Cybercrime is a form of criminal activity using computers over the Internet—that’s where the cyber comes in. It includes anything from downloading illegal music files to stealing millions of dollars from online bank accounts. Cybercrime also includes non-monetary attacks, such as creating and distributing viruses and deploying malware on other computers, posting confidential business information on the Internet, or distributed denial of service (DDOS) attacks. Maybe the most apparent form of cybercrime is identity theft—apparent mainly because of numerous state laws and various government regulations addressing privacy and identity theft. But any organization that has been hit with a computer virus has experienced cybercrime.
This week HP published the latest research indicating that the cost and frequency of cybercrime have both continued to rise for the third straight year. According to this third annual study of U.S. companies, conducted by the Ponemon Institute the occurrence of cyberattacks has more than doubled over a three-year period, while the financial impact has increased by nearly 40 percent.
A few weeks ago, IBM released its latest quarterly X-Force security report. Specifically, it found a sharp increase in browser related exploits, renewed concerns around social media password security and continued disparity in mobile devices and corporate bring-your-own-device (BYOD) programs.

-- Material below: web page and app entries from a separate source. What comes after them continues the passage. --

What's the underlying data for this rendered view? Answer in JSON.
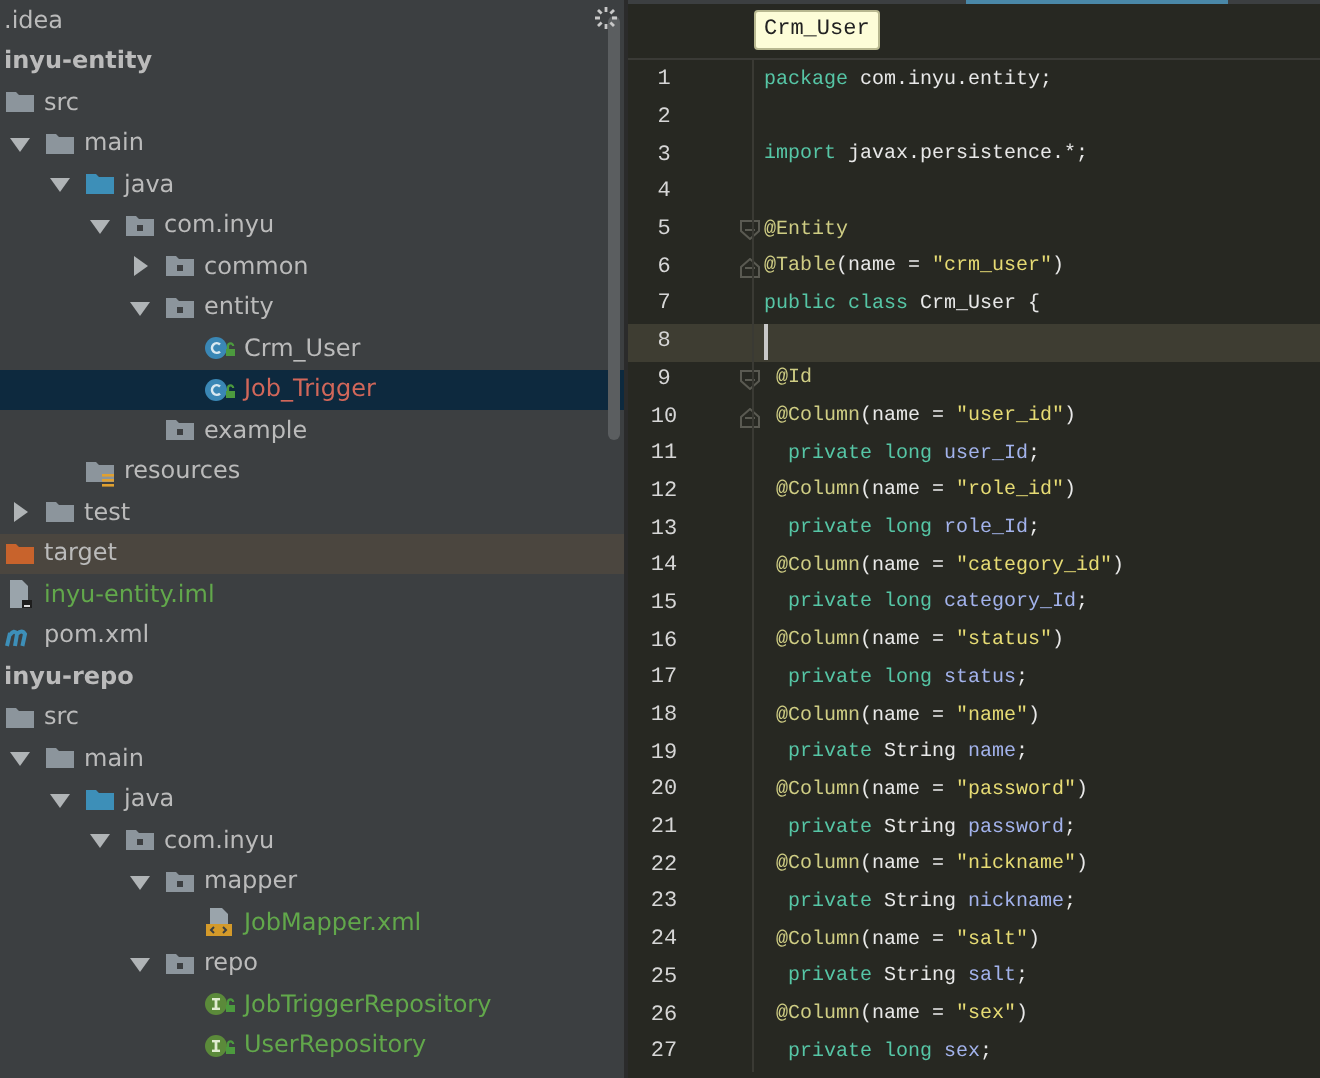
{
  "project_tree": {
    "items": [
      {
        "label": ".idea",
        "selected": false,
        "color": "#bbbbbb"
      },
      {
        "label": "inyu-entity",
        "kind": "module",
        "selected": false,
        "color": "#bbbbbb",
        "children": [
          {
            "label": "src",
            "kind": "folder",
            "selected": false,
            "color": "#bbbbbb",
            "children": [
              {
                "label": "main",
                "kind": "folder",
                "expanded": true,
                "selected": false,
                "color": "#bbbbbb",
                "children": [
                  {
                    "label": "java",
                    "kind": "source",
                    "expanded": true,
                    "selected": false,
                    "color": "#bbbbbb",
                    "children": [
                      {
                        "label": "com.inyu",
                        "kind": "package",
                        "expanded": true,
                        "selected": false,
                        "color": "#bbbbbb",
                        "children": [
                          {
                            "label": "common",
                            "kind": "package",
                            "expanded": false,
                            "selected": false,
                            "color": "#bbbbbb"
                          },
                          {
                            "label": "entity",
                            "kind": "package",
                            "expanded": true,
                            "selected": false,
                            "color": "#bbbbbb",
                            "children": [
                              {
                                "label": "Crm_User",
                                "kind": "class",
                                "selected": false,
                                "color": "#bbbbbb"
                              },
                              {
                                "label": "Job_Trigger",
                                "kind": "class",
                                "selected": true,
                                "color": "#d1675a"
                              }
                            ]
                          },
                          {
                            "label": "example",
                            "kind": "package",
                            "selected": false,
                            "color": "#bbbbbb"
                          }
                        ]
                      }
                    ]
                  },
                  {
                    "label": "resources",
                    "kind": "resources",
                    "selected": false,
                    "color": "#bbbbbb"
                  }
                ]
              },
              {
                "label": "test",
                "kind": "folder",
                "expanded": false,
                "selected": false,
                "color": "#bbbbbb"
              }
            ]
          },
          {
            "label": "target",
            "kind": "excluded",
            "selected": false,
            "color": "#bbbbbb"
          },
          {
            "label": "inyu-entity.iml",
            "kind": "iml",
            "selected": false,
            "color": "#62a84b"
          },
          {
            "label": "pom.xml",
            "kind": "maven",
            "selected": false,
            "color": "#bbbbbb"
          }
        ]
      },
      {
        "label": "inyu-repo",
        "kind": "module",
        "selected": false,
        "color": "#bbbbbb",
        "children": [
          {
            "label": "src",
            "kind": "folder",
            "selected": false,
            "color": "#bbbbbb",
            "children": [
              {
                "label": "main",
                "kind": "folder",
                "expanded": true,
                "selected": false,
                "color": "#bbbbbb",
                "children": [
                  {
                    "label": "java",
                    "kind": "source",
                    "expanded": true,
                    "selected": false,
                    "color": "#bbbbbb",
                    "children": [
                      {
                        "label": "com.inyu",
                        "kind": "package",
                        "expanded": true,
                        "selected": false,
                        "color": "#bbbbbb",
                        "children": [
                          {
                            "label": "mapper",
                            "kind": "package",
                            "expanded": true,
                            "selected": false,
                            "color": "#bbbbbb",
                            "children": [
                              {
                                "label": "JobMapper.xml",
                                "kind": "xml",
                                "selected": false,
                                "color": "#62a84b"
                              }
                            ]
                          },
                          {
                            "label": "repo",
                            "kind": "package",
                            "expanded": true,
                            "selected": false,
                            "color": "#bbbbbb",
                            "children": [
                              {
                                "label": "JobTriggerRepository",
                                "kind": "interface",
                                "selected": false,
                                "color": "#62a84b"
                              },
                              {
                                "label": "UserRepository",
                                "kind": "interface",
                                "selected": false,
                                "color": "#62a84b"
                              }
                            ]
                          }
                        ]
                      }
                    ]
                  }
                ]
              }
            ]
          }
        ]
      }
    ]
  },
  "editor": {
    "tooltip": "Crm_User",
    "lines": [
      {
        "number": "1",
        "current": false,
        "kind": "top",
        "tokens": [
          {
            "text": "package ",
            "kind": "keyword"
          },
          {
            "text": "com.inyu.entity;",
            "kind": "plain"
          }
        ]
      },
      {
        "number": "2",
        "current": false
      },
      {
        "number": "3",
        "current": false,
        "kind": "top",
        "tokens": [
          {
            "text": "import ",
            "kind": "keyword"
          },
          {
            "text": "javax.persistence.*;",
            "kind": "plain"
          }
        ]
      },
      {
        "number": "4",
        "current": false
      },
      {
        "number": "5",
        "current": false,
        "kind": "top",
        "fold_start": true,
        "tokens": [
          {
            "text": "@Entity",
            "kind": "annotation"
          }
        ]
      },
      {
        "number": "6",
        "current": false,
        "kind": "top",
        "fold_start": false,
        "tokens": [
          {
            "text": "@Table",
            "kind": "annotation"
          },
          {
            "text": "(name = ",
            "kind": "plain"
          },
          {
            "text": "\"crm_user\"",
            "kind": "string"
          },
          {
            "text": ")",
            "kind": "plain"
          }
        ]
      },
      {
        "number": "7",
        "current": false,
        "kind": "top",
        "tokens": [
          {
            "text": "public class ",
            "kind": "keyword"
          },
          {
            "text": "Crm_User {",
            "kind": "plain"
          }
        ]
      },
      {
        "number": "8",
        "current": true
      },
      {
        "number": "9",
        "current": false,
        "kind": "annotation",
        "fold_start": true,
        "tokens": [
          {
            "text": "@Id",
            "kind": "annotation"
          }
        ]
      },
      {
        "number": "10",
        "current": false,
        "kind": "annotation",
        "fold_start": false,
        "tokens": [
          {
            "text": "@Column",
            "kind": "annotation"
          },
          {
            "text": "(name = ",
            "kind": "plain"
          },
          {
            "text": "\"user_id\"",
            "kind": "string"
          },
          {
            "text": ")",
            "kind": "plain"
          }
        ]
      },
      {
        "number": "11",
        "current": false,
        "kind": "field",
        "tokens": [
          {
            "text": "private long ",
            "kind": "keyword"
          },
          {
            "text": "user_Id",
            "kind": "field"
          },
          {
            "text": ";",
            "kind": "plain"
          }
        ]
      },
      {
        "number": "12",
        "current": false,
        "kind": "annotation",
        "tokens": [
          {
            "text": "@Column",
            "kind": "annotation"
          },
          {
            "text": "(name = ",
            "kind": "plain"
          },
          {
            "text": "\"role_id\"",
            "kind": "string"
          },
          {
            "text": ")",
            "kind": "plain"
          }
        ]
      },
      {
        "number": "13",
        "current": false,
        "kind": "field",
        "tokens": [
          {
            "text": "private long ",
            "kind": "keyword"
          },
          {
            "text": "role_Id",
            "kind": "field"
          },
          {
            "text": ";",
            "kind": "plain"
          }
        ]
      },
      {
        "number": "14",
        "current": false,
        "kind": "annotation",
        "tokens": [
          {
            "text": "@Column",
            "kind": "annotation"
          },
          {
            "text": "(name = ",
            "kind": "plain"
          },
          {
            "text": "\"category_id\"",
            "kind": "string"
          },
          {
            "text": ")",
            "kind": "plain"
          }
        ]
      },
      {
        "number": "15",
        "current": false,
        "kind": "field",
        "tokens": [
          {
            "text": "private long ",
            "kind": "keyword"
          },
          {
            "text": "category_Id",
            "kind": "field"
          },
          {
            "text": ";",
            "kind": "plain"
          }
        ]
      },
      {
        "number": "16",
        "current": false,
        "kind": "annotation",
        "tokens": [
          {
            "text": "@Column",
            "kind": "annotation"
          },
          {
            "text": "(name = ",
            "kind": "plain"
          },
          {
            "text": "\"status\"",
            "kind": "string"
          },
          {
            "text": ")",
            "kind": "plain"
          }
        ]
      },
      {
        "number": "17",
        "current": false,
        "kind": "field",
        "tokens": [
          {
            "text": "private long ",
            "kind": "keyword"
          },
          {
            "text": "status",
            "kind": "field"
          },
          {
            "text": ";",
            "kind": "plain"
          }
        ]
      },
      {
        "number": "18",
        "current": false,
        "kind": "annotation",
        "tokens": [
          {
            "text": "@Column",
            "kind": "annotation"
          },
          {
            "text": "(name = ",
            "kind": "plain"
          },
          {
            "text": "\"name\"",
            "kind": "string"
          },
          {
            "text": ")",
            "kind": "plain"
          }
        ]
      },
      {
        "number": "19",
        "current": false,
        "kind": "field",
        "tokens": [
          {
            "text": "private ",
            "kind": "keyword"
          },
          {
            "text": "String ",
            "kind": "plain"
          },
          {
            "text": "name",
            "kind": "field"
          },
          {
            "text": ";",
            "kind": "plain"
          }
        ]
      },
      {
        "number": "20",
        "current": false,
        "kind": "annotation",
        "tokens": [
          {
            "text": "@Column",
            "kind": "annotation"
          },
          {
            "text": "(name = ",
            "kind": "plain"
          },
          {
            "text": "\"password\"",
            "kind": "string"
          },
          {
            "text": ")",
            "kind": "plain"
          }
        ]
      },
      {
        "number": "21",
        "current": false,
        "kind": "field",
        "tokens": [
          {
            "text": "private ",
            "kind": "keyword"
          },
          {
            "text": "String ",
            "kind": "plain"
          },
          {
            "text": "password",
            "kind": "field"
          },
          {
            "text": ";",
            "kind": "plain"
          }
        ]
      },
      {
        "number": "22",
        "current": false,
        "kind": "annotation",
        "tokens": [
          {
            "text": "@Column",
            "kind": "annotation"
          },
          {
            "text": "(name = ",
            "kind": "plain"
          },
          {
            "text": "\"nickname\"",
            "kind": "string"
          },
          {
            "text": ")",
            "kind": "plain"
          }
        ]
      },
      {
        "number": "23",
        "current": false,
        "kind": "field",
        "tokens": [
          {
            "text": "private ",
            "kind": "keyword"
          },
          {
            "text": "String ",
            "kind": "plain"
          },
          {
            "text": "nickname",
            "kind": "field"
          },
          {
            "text": ";",
            "kind": "plain"
          }
        ]
      },
      {
        "number": "24",
        "current": false,
        "kind": "annotation",
        "tokens": [
          {
            "text": "@Column",
            "kind": "annotation"
          },
          {
            "text": "(name = ",
            "kind": "plain"
          },
          {
            "text": "\"salt\"",
            "kind": "string"
          },
          {
            "text": ")",
            "kind": "plain"
          }
        ]
      },
      {
        "number": "25",
        "current": false,
        "kind": "field",
        "tokens": [
          {
            "text": "private ",
            "kind": "keyword"
          },
          {
            "text": "String ",
            "kind": "plain"
          },
          {
            "text": "salt",
            "kind": "field"
          },
          {
            "text": ";",
            "kind": "plain"
          }
        ]
      },
      {
        "number": "26",
        "current": false,
        "kind": "annotation",
        "tokens": [
          {
            "text": "@Column",
            "kind": "annotation"
          },
          {
            "text": "(name = ",
            "kind": "plain"
          },
          {
            "text": "\"sex\"",
            "kind": "string"
          },
          {
            "text": ")",
            "kind": "plain"
          }
        ]
      },
      {
        "number": "27",
        "current": false,
        "kind": "field",
        "tokens": [
          {
            "text": "private long ",
            "kind": "keyword"
          },
          {
            "text": "sex",
            "kind": "field"
          },
          {
            "text": ";",
            "kind": "plain"
          }
        ]
      }
    ]
  }
}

The HP/Ponemon report found the average annualized cost of cybercrime incurred by a benchmark sample of U.S. organizations was $8.9 million. This represents a 6% increase over the average cost reported in 2011, and a 38% increase over 2010. The 2012 study also revealed a 42% increase in the number of cyberattacks, with organizations experiencing an average of 102 successful attacks per week, compared to 72 attacks per week in 2011 and 50 attacks per week in 2010. The only positive news here is that the cost of the attacks is not increasing as fast as the number of attacks, but that probably small consolation.

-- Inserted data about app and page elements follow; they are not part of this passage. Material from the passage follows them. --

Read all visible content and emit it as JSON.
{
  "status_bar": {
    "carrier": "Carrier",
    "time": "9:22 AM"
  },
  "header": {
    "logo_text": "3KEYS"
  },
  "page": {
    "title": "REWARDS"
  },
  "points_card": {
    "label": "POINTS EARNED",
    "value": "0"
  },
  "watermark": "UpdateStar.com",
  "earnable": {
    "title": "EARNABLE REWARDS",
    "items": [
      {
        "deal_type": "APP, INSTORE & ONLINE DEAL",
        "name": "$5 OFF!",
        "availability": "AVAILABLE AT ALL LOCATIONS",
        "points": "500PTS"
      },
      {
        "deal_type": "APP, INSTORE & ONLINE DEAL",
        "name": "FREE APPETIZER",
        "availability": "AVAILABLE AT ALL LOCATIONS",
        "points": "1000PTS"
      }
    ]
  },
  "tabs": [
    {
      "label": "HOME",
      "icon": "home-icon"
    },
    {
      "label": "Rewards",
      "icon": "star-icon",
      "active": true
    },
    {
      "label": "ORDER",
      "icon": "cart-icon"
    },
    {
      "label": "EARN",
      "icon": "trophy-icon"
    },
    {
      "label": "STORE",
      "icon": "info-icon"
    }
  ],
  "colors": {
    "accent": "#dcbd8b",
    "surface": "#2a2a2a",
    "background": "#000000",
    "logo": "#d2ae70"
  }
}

The most costly cybercrimes, HP noted, continue to be those caused by malicious code, denial of service, stolen or hijacked devices, and malevolent insiders. When combined, these account for more than 78% of annual cybercrime costs per organization. Maybe even more disturbing is that many of losses resulted from careless behavior (i.e. leaving a laptop on a taxi seat) by employees or poor employee relations, which motivate some of the malevolent attacks.
Cyber attacks can be costly if not resolved quickly, HP concluded. The average time to resolve a cyber attack is 24 days, but it can take up to 50 days according to this year’s study. The average cost incurred during this 24-day period was $591,780, up 42% over the previous year.
IBM’s X-Force also reported some new disturbing trends. For example, attackers continue to target specific individuals by directing them to a trusted URL or site that has been injected with malicious code. Then, through browser vulnerabilities, the attackers are able to install the malware on the target system. Sadly, X-Force notes, the websites of many well-established and trustworthy organizations are still susceptible to these types of threats. Similarly the growth of SQL injection, a technique used by attackers to access a database through a website, is keeping pace with the increased usage of cross-site scripting and directory traversal commands.
As computing penetrates into every aspect of business the security threats are only going to increase. Traditional IT security—access controls, user authentication, firewalls, perimeter defense, and anti-virus tools—simply are not sufficient for the variety of threats companies are experiencing today, from socially engineered attacks to APT. For that reason organizations need an ongoing security strategy that encompasses everything—GRC, data, applications, networks, systems, storage, mobile, cloud, social networks, and whatever else may come next. And then drive it all home through policy, repeated training, and insistence on accountability.